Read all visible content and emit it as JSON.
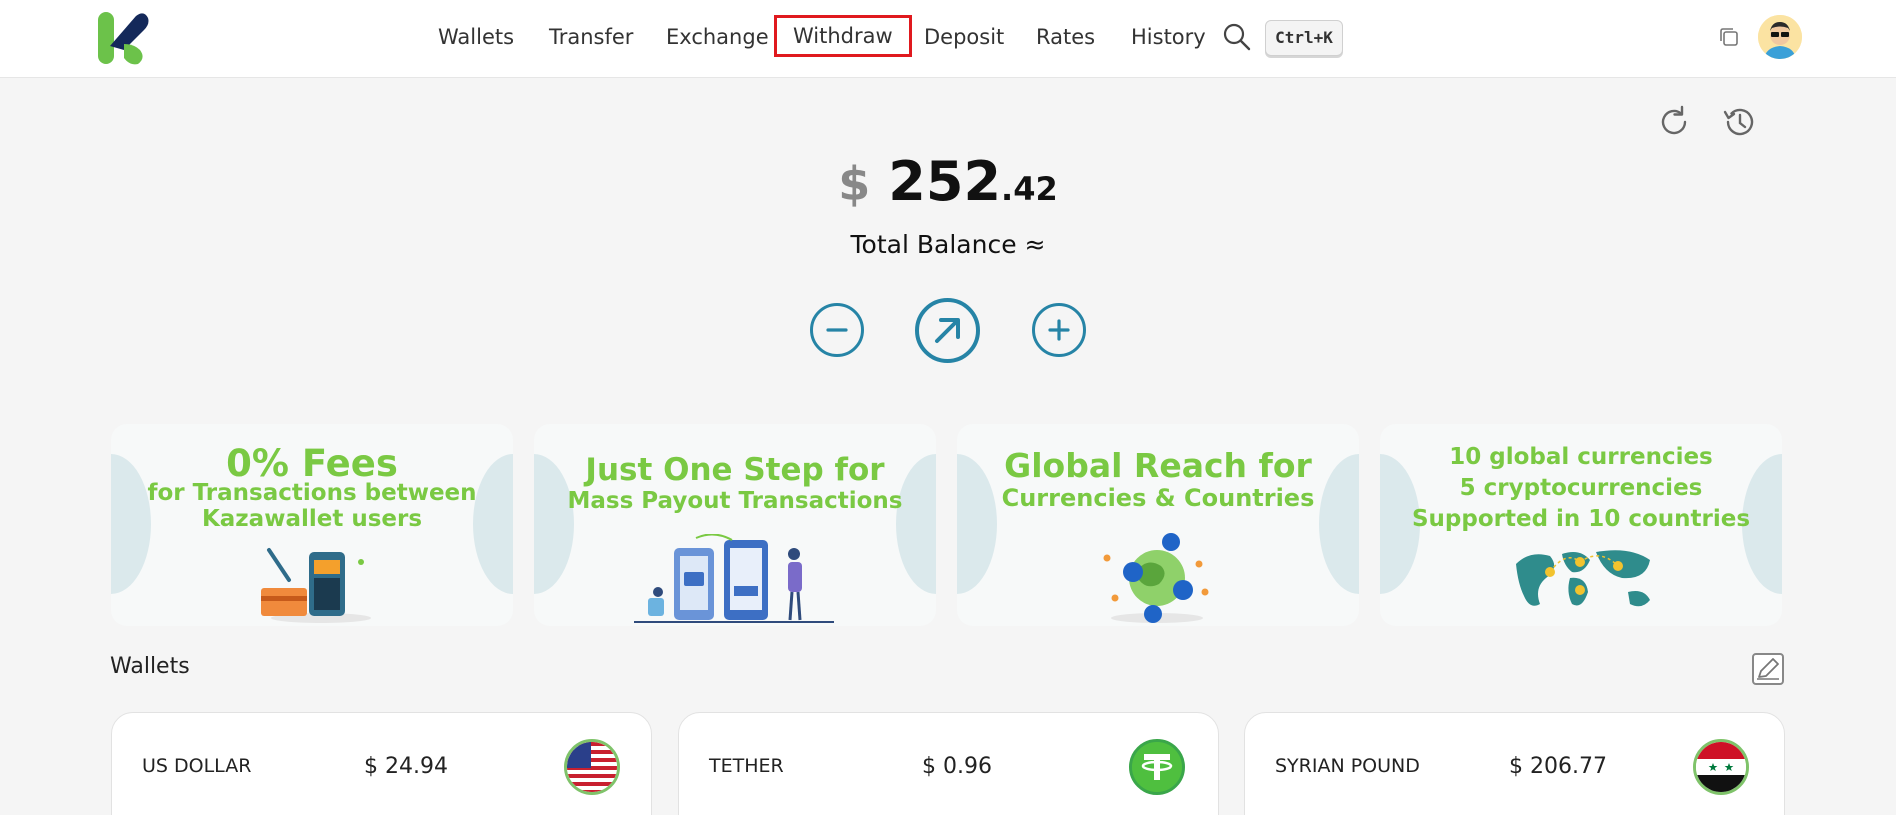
{
  "nav": {
    "items": [
      {
        "label": "Wallets"
      },
      {
        "label": "Transfer"
      },
      {
        "label": "Exchange"
      },
      {
        "label": "Withdraw"
      },
      {
        "label": "Deposit"
      },
      {
        "label": "Rates"
      },
      {
        "label": "History"
      }
    ],
    "active": "Withdraw",
    "shortcut": "Ctrl+K"
  },
  "balance": {
    "currency_symbol": "$",
    "integer": "252",
    "decimal": ".42",
    "label": "Total Balance ≈"
  },
  "actions": [
    {
      "icon": "minus-circle-icon"
    },
    {
      "icon": "arrow-up-right-circle-icon"
    },
    {
      "icon": "plus-circle-icon"
    }
  ],
  "banners": [
    {
      "line1": "0% Fees",
      "line2": "for Transactions between",
      "line3": "Kazawallet users"
    },
    {
      "line1": "Just One Step for",
      "line2": "Mass Payout Transactions"
    },
    {
      "line1": "Global Reach for",
      "line2": "Currencies & Countries"
    },
    {
      "line1": "10 global currencies",
      "line2": "5 cryptocurrencies",
      "line3": "Supported in 10 countries"
    }
  ],
  "wallets": {
    "title": "Wallets",
    "items": [
      {
        "name": "US DOLLAR",
        "amount": "$ 24.94",
        "icon": "us-flag-icon"
      },
      {
        "name": "TETHER",
        "amount": "$ 0.96",
        "icon": "tether-icon"
      },
      {
        "name": "SYRIAN POUND",
        "amount": "$ 206.77",
        "icon": "syria-flag-icon"
      }
    ]
  },
  "colors": {
    "accent": "#2684a6",
    "brand_green": "#7ac943",
    "brand_navy": "#14295a",
    "highlight": "#e0191e"
  }
}
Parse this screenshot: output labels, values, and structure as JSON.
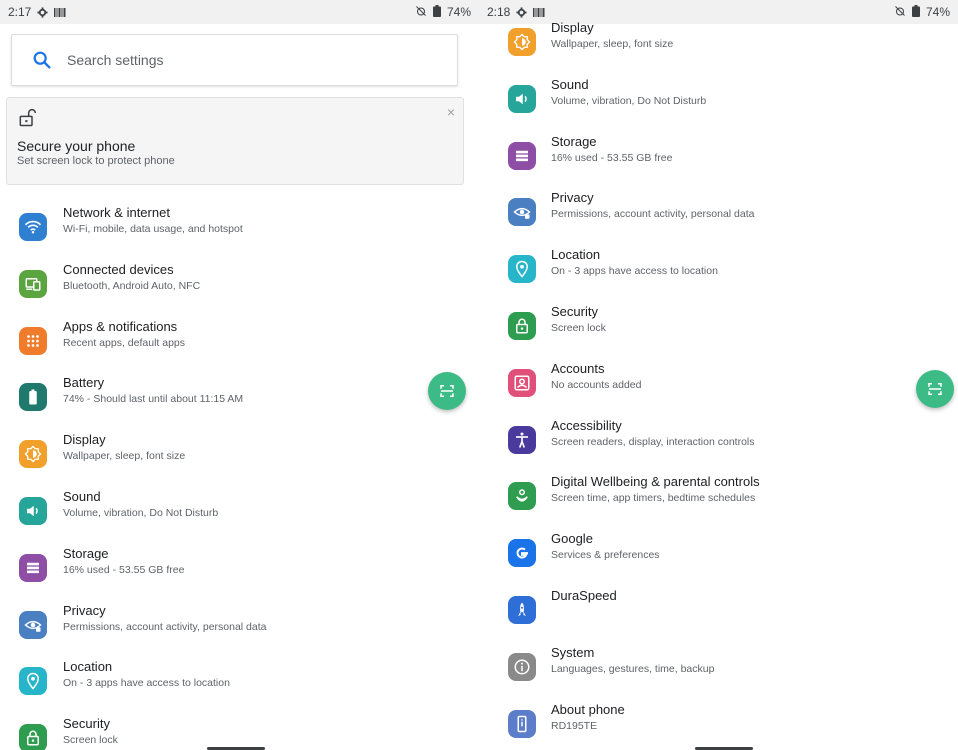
{
  "left": {
    "status": {
      "time": "2:17",
      "battery": "74%"
    },
    "search": {
      "placeholder": "Search settings"
    },
    "card": {
      "title": "Secure your phone",
      "subtitle": "Set screen lock to protect phone",
      "close": "×"
    },
    "items": [
      {
        "title": "Network & internet",
        "subtitle": "Wi-Fi, mobile, data usage, and hotspot",
        "color": "#2f80d1",
        "icon": "wifi-icon"
      },
      {
        "title": "Connected devices",
        "subtitle": "Bluetooth, Android Auto, NFC",
        "color": "#5aa53f",
        "icon": "connected-devices-icon"
      },
      {
        "title": "Apps & notifications",
        "subtitle": "Recent apps, default apps",
        "color": "#f07b2b",
        "icon": "apps-grid-icon"
      },
      {
        "title": "Battery",
        "subtitle": "74% - Should last until about 11:15 AM",
        "color": "#1f7a6d",
        "icon": "battery-icon"
      },
      {
        "title": "Display",
        "subtitle": "Wallpaper, sleep, font size",
        "color": "#f0a02b",
        "icon": "brightness-icon"
      },
      {
        "title": "Sound",
        "subtitle": "Volume, vibration, Do Not Disturb",
        "color": "#26a69a",
        "icon": "volume-icon"
      },
      {
        "title": "Storage",
        "subtitle": "16% used - 53.55 GB free",
        "color": "#8e4ea6",
        "icon": "storage-icon"
      },
      {
        "title": "Privacy",
        "subtitle": "Permissions, account activity, personal data",
        "color": "#4a7fc1",
        "icon": "privacy-eye-icon"
      },
      {
        "title": "Location",
        "subtitle": "On - 3 apps have access to location",
        "color": "#27b5c9",
        "icon": "location-pin-icon"
      },
      {
        "title": "Security",
        "subtitle": "Screen lock",
        "color": "#2e9d50",
        "icon": "lock-icon"
      }
    ]
  },
  "right": {
    "status": {
      "time": "2:18",
      "battery": "74%"
    },
    "items": [
      {
        "title": "Display",
        "subtitle": "Wallpaper, sleep, font size",
        "color": "#f0a02b",
        "icon": "brightness-icon"
      },
      {
        "title": "Sound",
        "subtitle": "Volume, vibration, Do Not Disturb",
        "color": "#26a69a",
        "icon": "volume-icon"
      },
      {
        "title": "Storage",
        "subtitle": "16% used - 53.55 GB free",
        "color": "#8e4ea6",
        "icon": "storage-icon"
      },
      {
        "title": "Privacy",
        "subtitle": "Permissions, account activity, personal data",
        "color": "#4a7fc1",
        "icon": "privacy-eye-icon"
      },
      {
        "title": "Location",
        "subtitle": "On - 3 apps have access to location",
        "color": "#27b5c9",
        "icon": "location-pin-icon"
      },
      {
        "title": "Security",
        "subtitle": "Screen lock",
        "color": "#2e9d50",
        "icon": "lock-icon"
      },
      {
        "title": "Accounts",
        "subtitle": "No accounts added",
        "color": "#e0507a",
        "icon": "account-box-icon"
      },
      {
        "title": "Accessibility",
        "subtitle": "Screen readers, display, interaction controls",
        "color": "#4b3a9e",
        "icon": "accessibility-icon"
      },
      {
        "title": "Digital Wellbeing & parental controls",
        "subtitle": "Screen time, app timers, bedtime schedules",
        "color": "#2e9d50",
        "icon": "wellbeing-icon"
      },
      {
        "title": "Google",
        "subtitle": "Services & preferences",
        "color": "#1a73e8",
        "icon": "google-icon"
      },
      {
        "title": "DuraSpeed",
        "subtitle": "",
        "color": "#2d6fd6",
        "icon": "rocket-icon"
      },
      {
        "title": "System",
        "subtitle": "Languages, gestures, time, backup",
        "color": "#8a8a8a",
        "icon": "info-icon"
      },
      {
        "title": "About phone",
        "subtitle": "RD195TE",
        "color": "#5c7dc9",
        "icon": "phone-icon"
      }
    ]
  }
}
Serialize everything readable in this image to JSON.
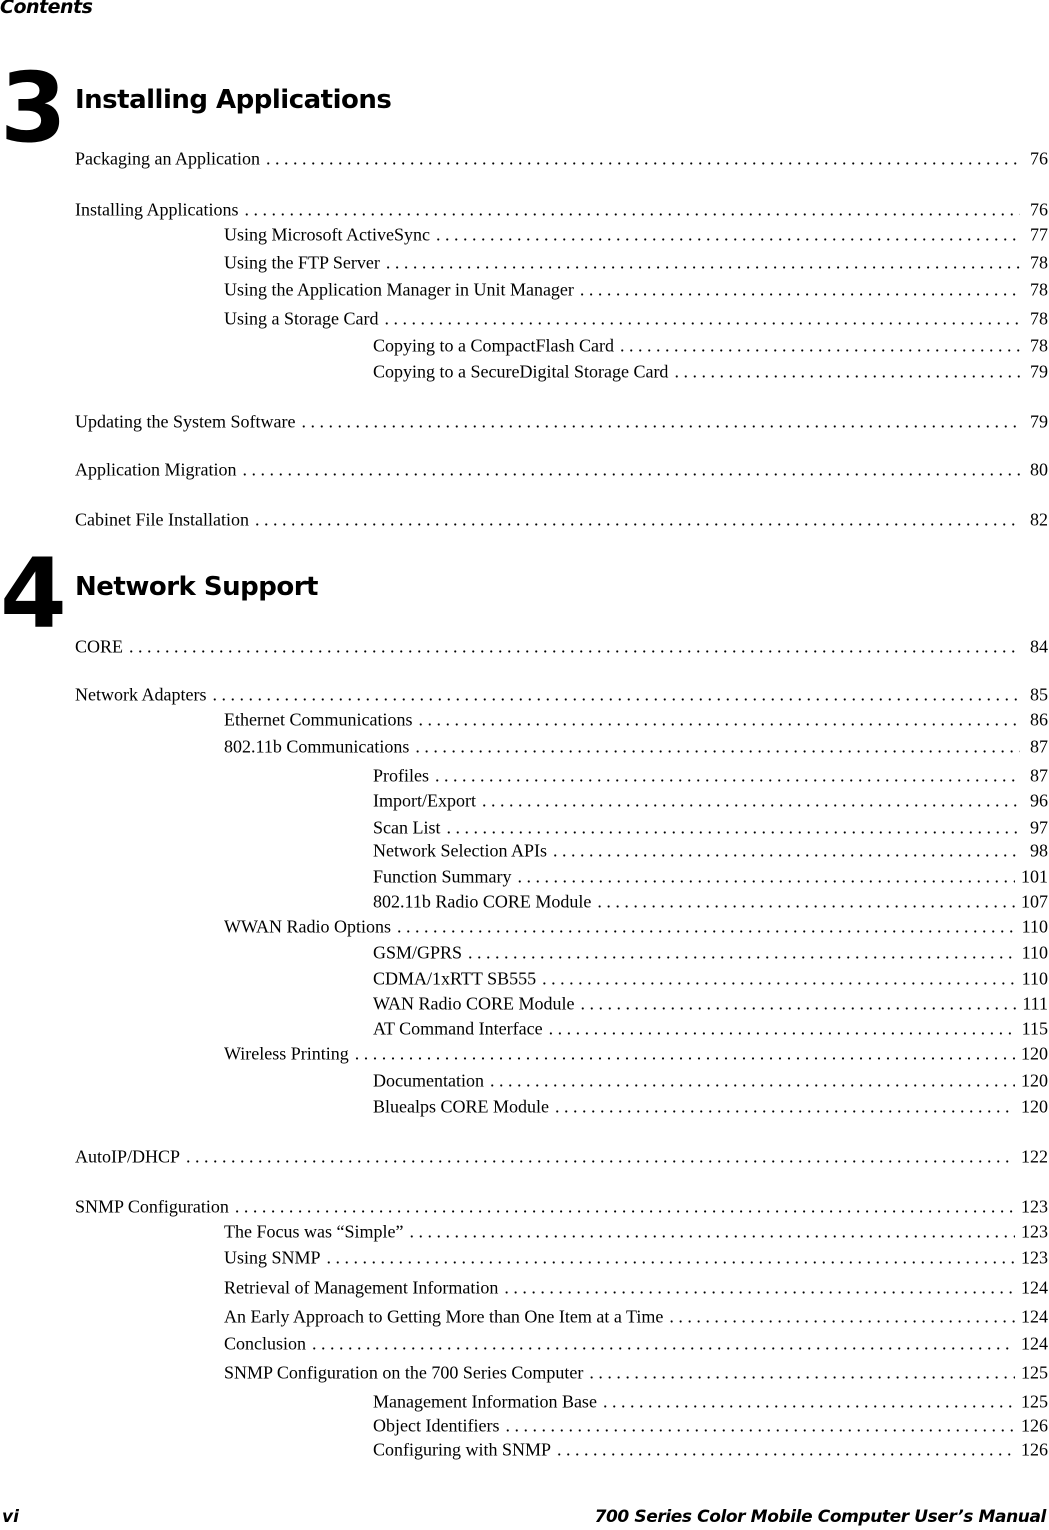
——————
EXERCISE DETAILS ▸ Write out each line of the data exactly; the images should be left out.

RESPONSE TO THE TASK ▸
Read all visible content and emit it as JSON.
{
  "nav": {
    "items": [
      {
        "label": "Wallets"
      },
      {
        "label": "Transfer"
      },
      {
        "label": "Exchange"
      },
      {
        "label": "Withdraw"
      },
      {
        "label": "Deposit"
      },
      {
        "label": "Rates"
      },
      {
        "label": "History"
      }
    ],
    "active": "Withdraw",
    "shortcut": "Ctrl+K"
  },
  "balance": {
    "currency_symbol": "$",
    "integer": "252",
    "decimal": ".42",
    "label": "Total Balance ≈"
  },
  "actions": [
    {
      "icon": "minus-circle-icon"
    },
    {
      "icon": "arrow-up-right-circle-icon"
    },
    {
      "icon": "plus-circle-icon"
    }
  ],
  "banners": [
    {
      "line1": "0% Fees",
      "line2": "for Transactions between",
      "line3": "Kazawallet users"
    },
    {
      "line1": "Just One Step for",
      "line2": "Mass Payout Transactions"
    },
    {
      "line1": "Global Reach for",
      "line2": "Currencies & Countries"
    },
    {
      "line1": "10 global currencies",
      "line2": "5 cryptocurrencies",
      "line3": "Supported in 10 countries"
    }
  ],
  "wallets": {
    "title": "Wallets",
    "items": [
      {
        "name": "US DOLLAR",
        "amount": "$ 24.94",
        "icon": "us-flag-icon"
      },
      {
        "name": "TETHER",
        "amount": "$ 0.96",
        "icon": "tether-icon"
      },
      {
        "name": "SYRIAN POUND",
        "amount": "$ 206.77",
        "icon": "syria-flag-icon"
      }
    ]
  },
  "colors": {
    "accent": "#2684a6",
    "brand_green": "#7ac943",
    "brand_navy": "#14295a",
    "highlight": "#e0191e"
  }
}
Parse this screenshot: output labels, values, and structure as JSON.
{
  "left": {
    "status": {
      "time": "2:17",
      "battery": "74%"
    },
    "search": {
      "placeholder": "Search settings"
    },
    "card": {
      "title": "Secure your phone",
      "subtitle": "Set screen lock to protect phone",
      "close": "×"
    },
    "items": [
      {
        "title": "Network & internet",
        "subtitle": "Wi-Fi, mobile, data usage, and hotspot",
        "color": "#2f80d1",
        "icon": "wifi-icon"
      },
      {
        "title": "Connected devices",
        "subtitle": "Bluetooth, Android Auto, NFC",
        "color": "#5aa53f",
        "icon": "connected-devices-icon"
      },
      {
        "title": "Apps & notifications",
        "subtitle": "Recent apps, default apps",
        "color": "#f07b2b",
        "icon": "apps-grid-icon"
      },
      {
        "title": "Battery",
        "subtitle": "74% - Should last until about 11:15 AM",
        "color": "#1f7a6d",
        "icon": "battery-icon"
      },
      {
        "title": "Display",
        "subtitle": "Wallpaper, sleep, font size",
        "color": "#f0a02b",
        "icon": "brightness-icon"
      },
      {
        "title": "Sound",
        "subtitle": "Volume, vibration, Do Not Disturb",
        "color": "#26a69a",
        "icon": "volume-icon"
      },
      {
        "title": "Storage",
        "subtitle": "16% used - 53.55 GB free",
        "color": "#8e4ea6",
        "icon": "storage-icon"
      },
      {
        "title": "Privacy",
        "subtitle": "Permissions, account activity, personal data",
        "color": "#4a7fc1",
        "icon": "privacy-eye-icon"
      },
      {
        "title": "Location",
        "subtitle": "On - 3 apps have access to location",
        "color": "#27b5c9",
        "icon": "location-pin-icon"
      },
      {
        "title": "Security",
        "subtitle": "Screen lock",
        "color": "#2e9d50",
        "icon": "lock-icon"
      }
    ]
  },
  "right": {
    "status": {
      "time": "2:18",
      "battery": "74%"
    },
    "items": [
      {
        "title": "Display",
        "subtitle": "Wallpaper, sleep, font size",
        "color": "#f0a02b",
        "icon": "brightness-icon"
      },
      {
        "title": "Sound",
        "subtitle": "Volume, vibration, Do Not Disturb",
        "color": "#26a69a",
        "icon": "volume-icon"
      },
      {
        "title": "Storage",
        "subtitle": "16% used - 53.55 GB free",
        "color": "#8e4ea6",
        "icon": "storage-icon"
      },
      {
        "title": "Privacy",
        "subtitle": "Permissions, account activity, personal data",
        "color": "#4a7fc1",
        "icon": "privacy-eye-icon"
      },
      {
        "title": "Location",
        "subtitle": "On - 3 apps have access to location",
        "color": "#27b5c9",
        "icon": "location-pin-icon"
      },
      {
        "title": "Security",
        "subtitle": "Screen lock",
        "color": "#2e9d50",
        "icon": "lock-icon"
      },
      {
        "title": "Accounts",
        "subtitle": "No accounts added",
        "color": "#e0507a",
        "icon": "account-box-icon"
      },
      {
        "title": "Accessibility",
        "subtitle": "Screen readers, display, interaction controls",
        "color": "#4b3a9e",
        "icon": "accessibility-icon"
      },
      {
        "title": "Digital Wellbeing & parental controls",
        "subtitle": "Screen time, app timers, bedtime schedules",
        "color": "#2e9d50",
        "icon": "wellbeing-icon"
      },
      {
        "title": "Google",
        "subtitle": "Services & preferences",
        "color": "#1a73e8",
        "icon": "google-icon"
      },
      {
        "title": "DuraSpeed",
        "subtitle": "",
        "color": "#2d6fd6",
        "icon": "rocket-icon"
      },
      {
        "title": "System",
        "subtitle": "Languages, gestures, time, backup",
        "color": "#8a8a8a",
        "icon": "info-icon"
      },
      {
        "title": "About phone",
        "subtitle": "RD195TE",
        "color": "#5c7dc9",
        "icon": "phone-icon"
      }
    ]
  }
}
Serialize everything readable in this image to JSON.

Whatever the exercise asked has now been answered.